Web page and app entries:
--- START ---

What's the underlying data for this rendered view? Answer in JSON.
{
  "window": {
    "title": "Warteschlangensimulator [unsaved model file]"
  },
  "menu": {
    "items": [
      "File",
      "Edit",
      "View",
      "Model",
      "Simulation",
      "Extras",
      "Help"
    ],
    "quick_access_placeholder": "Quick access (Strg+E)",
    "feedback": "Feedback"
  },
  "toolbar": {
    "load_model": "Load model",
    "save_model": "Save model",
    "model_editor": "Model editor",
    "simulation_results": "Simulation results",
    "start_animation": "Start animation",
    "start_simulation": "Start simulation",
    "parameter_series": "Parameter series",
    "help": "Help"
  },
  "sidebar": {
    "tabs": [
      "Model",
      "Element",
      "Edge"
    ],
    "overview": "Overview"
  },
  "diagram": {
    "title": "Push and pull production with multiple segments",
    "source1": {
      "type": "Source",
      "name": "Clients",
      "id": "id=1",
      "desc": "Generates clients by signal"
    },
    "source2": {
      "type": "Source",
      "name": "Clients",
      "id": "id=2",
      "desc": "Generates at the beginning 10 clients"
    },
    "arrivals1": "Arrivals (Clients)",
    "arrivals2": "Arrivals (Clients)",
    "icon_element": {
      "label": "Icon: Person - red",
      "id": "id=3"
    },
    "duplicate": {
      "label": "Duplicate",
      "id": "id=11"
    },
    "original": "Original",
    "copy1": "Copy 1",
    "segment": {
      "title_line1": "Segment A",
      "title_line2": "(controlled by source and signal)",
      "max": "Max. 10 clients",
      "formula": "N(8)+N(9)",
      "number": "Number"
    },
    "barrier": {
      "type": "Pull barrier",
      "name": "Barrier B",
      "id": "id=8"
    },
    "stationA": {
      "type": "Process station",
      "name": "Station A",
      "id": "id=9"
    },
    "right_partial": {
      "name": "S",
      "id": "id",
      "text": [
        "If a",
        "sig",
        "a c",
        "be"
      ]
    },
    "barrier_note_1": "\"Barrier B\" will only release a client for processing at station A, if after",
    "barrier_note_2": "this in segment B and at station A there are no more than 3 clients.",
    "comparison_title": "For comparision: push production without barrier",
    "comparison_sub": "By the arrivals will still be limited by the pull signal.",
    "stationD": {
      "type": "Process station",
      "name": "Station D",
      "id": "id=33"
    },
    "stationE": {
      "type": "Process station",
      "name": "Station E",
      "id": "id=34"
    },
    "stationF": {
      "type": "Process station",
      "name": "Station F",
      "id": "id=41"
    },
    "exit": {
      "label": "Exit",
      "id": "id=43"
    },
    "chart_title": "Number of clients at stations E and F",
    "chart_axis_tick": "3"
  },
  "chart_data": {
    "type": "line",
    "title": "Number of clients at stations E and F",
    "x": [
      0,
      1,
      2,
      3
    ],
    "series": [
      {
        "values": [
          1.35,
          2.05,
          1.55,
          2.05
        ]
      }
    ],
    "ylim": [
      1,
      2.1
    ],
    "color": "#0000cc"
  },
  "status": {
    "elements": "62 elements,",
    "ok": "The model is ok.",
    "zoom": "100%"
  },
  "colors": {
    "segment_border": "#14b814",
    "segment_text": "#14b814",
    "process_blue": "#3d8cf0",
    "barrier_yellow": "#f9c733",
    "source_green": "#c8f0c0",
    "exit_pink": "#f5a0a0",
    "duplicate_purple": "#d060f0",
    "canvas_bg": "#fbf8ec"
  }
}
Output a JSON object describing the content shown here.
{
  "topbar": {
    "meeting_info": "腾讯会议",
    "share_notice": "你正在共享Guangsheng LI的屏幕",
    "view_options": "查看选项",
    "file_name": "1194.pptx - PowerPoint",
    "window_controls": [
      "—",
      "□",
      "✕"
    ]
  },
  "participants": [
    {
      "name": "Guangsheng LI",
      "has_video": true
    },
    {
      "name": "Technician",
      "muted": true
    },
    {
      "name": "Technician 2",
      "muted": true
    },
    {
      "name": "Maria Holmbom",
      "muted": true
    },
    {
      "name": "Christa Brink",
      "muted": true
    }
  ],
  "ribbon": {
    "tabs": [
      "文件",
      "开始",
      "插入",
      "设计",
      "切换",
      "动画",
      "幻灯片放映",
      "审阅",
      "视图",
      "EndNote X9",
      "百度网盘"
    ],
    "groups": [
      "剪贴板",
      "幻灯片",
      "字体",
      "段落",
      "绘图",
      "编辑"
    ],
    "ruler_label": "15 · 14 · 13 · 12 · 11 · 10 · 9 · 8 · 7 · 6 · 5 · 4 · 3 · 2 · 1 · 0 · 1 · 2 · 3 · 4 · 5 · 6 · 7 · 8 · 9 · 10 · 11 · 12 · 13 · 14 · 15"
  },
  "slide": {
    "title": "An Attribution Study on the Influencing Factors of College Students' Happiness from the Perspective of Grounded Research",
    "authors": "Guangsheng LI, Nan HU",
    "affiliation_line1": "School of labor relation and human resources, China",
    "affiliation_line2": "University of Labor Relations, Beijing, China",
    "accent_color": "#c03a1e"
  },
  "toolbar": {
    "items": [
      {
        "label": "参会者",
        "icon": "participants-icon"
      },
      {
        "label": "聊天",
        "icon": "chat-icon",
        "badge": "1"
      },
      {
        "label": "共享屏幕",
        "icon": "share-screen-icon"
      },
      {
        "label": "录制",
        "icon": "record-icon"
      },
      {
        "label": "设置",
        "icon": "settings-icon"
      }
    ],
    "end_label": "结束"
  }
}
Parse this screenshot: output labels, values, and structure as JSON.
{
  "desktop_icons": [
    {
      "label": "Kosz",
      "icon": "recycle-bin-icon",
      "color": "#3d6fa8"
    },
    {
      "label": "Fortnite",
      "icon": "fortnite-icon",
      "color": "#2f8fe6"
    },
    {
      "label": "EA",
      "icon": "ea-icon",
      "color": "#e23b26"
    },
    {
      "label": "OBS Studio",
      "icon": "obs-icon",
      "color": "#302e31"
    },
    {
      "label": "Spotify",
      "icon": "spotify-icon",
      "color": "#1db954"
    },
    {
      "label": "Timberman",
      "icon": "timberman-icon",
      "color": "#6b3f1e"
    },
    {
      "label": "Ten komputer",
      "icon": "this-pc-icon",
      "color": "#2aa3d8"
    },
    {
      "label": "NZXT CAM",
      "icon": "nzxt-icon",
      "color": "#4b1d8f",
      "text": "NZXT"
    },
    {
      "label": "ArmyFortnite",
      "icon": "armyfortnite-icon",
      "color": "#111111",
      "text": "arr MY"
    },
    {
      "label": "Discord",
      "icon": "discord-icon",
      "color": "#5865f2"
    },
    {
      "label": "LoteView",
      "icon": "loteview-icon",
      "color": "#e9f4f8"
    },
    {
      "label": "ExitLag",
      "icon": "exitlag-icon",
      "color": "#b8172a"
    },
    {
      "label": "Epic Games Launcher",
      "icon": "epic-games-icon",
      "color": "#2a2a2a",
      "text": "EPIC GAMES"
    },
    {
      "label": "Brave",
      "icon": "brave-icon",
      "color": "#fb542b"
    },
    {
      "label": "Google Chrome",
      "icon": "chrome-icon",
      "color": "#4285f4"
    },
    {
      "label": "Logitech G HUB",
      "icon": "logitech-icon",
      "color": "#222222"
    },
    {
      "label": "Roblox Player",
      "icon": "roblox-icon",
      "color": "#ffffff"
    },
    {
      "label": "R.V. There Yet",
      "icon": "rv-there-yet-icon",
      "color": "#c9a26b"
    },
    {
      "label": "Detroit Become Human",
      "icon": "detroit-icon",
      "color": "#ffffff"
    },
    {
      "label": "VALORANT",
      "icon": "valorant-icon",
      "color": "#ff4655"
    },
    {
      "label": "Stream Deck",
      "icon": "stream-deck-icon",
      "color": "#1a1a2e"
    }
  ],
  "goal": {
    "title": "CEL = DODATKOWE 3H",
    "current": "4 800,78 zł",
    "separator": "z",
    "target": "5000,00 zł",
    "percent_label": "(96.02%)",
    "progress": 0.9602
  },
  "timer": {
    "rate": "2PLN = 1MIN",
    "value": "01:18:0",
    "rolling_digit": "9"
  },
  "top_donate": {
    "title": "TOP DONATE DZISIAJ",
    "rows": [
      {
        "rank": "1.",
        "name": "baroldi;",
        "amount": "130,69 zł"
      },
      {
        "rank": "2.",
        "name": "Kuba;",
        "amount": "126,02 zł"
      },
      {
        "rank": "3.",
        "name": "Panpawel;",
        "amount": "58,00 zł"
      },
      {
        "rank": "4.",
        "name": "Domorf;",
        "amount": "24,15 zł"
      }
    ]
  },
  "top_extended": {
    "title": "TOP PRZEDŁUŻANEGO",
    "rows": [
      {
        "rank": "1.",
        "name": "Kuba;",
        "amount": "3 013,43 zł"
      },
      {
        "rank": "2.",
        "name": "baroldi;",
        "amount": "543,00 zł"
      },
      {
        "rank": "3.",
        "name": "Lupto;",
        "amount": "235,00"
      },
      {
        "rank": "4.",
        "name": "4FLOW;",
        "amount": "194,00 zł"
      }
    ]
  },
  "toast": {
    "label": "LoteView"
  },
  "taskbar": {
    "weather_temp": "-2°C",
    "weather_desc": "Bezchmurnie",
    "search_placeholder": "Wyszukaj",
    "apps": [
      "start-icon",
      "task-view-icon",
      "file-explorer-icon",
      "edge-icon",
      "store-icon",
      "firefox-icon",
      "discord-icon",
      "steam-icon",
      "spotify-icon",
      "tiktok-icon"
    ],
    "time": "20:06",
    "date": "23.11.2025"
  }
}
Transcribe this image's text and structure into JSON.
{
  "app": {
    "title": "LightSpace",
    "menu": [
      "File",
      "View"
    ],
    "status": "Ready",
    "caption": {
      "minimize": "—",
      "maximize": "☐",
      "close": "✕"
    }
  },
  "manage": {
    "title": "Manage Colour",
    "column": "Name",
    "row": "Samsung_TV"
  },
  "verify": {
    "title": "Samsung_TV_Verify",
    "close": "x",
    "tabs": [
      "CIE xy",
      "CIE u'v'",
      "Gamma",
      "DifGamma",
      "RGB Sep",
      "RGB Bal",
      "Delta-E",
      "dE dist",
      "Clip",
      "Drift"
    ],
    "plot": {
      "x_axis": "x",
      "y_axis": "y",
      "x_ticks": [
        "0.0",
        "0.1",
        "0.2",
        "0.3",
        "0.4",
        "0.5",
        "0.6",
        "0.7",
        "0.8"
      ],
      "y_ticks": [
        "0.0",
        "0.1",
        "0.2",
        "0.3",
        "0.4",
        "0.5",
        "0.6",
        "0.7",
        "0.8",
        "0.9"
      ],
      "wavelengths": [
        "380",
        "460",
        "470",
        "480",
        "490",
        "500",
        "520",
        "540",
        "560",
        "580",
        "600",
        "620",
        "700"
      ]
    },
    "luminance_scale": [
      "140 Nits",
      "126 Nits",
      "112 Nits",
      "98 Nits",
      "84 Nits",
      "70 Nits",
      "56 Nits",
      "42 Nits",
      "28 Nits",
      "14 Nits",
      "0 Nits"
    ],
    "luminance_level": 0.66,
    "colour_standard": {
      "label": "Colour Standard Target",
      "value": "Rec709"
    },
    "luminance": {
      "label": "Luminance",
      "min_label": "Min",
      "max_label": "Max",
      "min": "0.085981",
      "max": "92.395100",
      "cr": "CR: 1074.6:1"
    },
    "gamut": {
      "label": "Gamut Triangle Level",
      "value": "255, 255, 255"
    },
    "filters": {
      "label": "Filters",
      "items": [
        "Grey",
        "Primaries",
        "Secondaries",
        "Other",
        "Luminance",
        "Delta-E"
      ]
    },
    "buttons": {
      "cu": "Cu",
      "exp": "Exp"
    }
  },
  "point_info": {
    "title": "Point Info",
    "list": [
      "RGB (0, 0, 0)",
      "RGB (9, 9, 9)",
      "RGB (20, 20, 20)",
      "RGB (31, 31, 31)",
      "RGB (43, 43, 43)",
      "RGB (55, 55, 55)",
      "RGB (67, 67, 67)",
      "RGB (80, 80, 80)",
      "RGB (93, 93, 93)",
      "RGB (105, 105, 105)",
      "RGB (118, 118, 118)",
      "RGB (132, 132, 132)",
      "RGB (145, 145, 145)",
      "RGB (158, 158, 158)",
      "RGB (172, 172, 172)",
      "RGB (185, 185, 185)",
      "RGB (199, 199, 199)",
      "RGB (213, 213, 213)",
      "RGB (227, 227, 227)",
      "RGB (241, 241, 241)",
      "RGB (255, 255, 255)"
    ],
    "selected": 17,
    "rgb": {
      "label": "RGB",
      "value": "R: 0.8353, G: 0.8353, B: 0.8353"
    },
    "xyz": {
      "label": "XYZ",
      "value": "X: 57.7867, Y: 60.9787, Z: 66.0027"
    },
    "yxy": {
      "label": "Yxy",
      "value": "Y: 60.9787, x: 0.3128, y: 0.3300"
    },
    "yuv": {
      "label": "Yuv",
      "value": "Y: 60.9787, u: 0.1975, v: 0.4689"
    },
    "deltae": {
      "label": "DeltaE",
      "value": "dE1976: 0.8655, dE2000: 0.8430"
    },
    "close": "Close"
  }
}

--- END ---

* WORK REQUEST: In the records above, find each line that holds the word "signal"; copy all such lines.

* WRITTEN RESPONSE:
      "desc": "Generates clients by signal"
      "title_line2": "(controlled by source and signal)",
    "comparison_sub": "By the arrivals will still be limited by the pull signal.",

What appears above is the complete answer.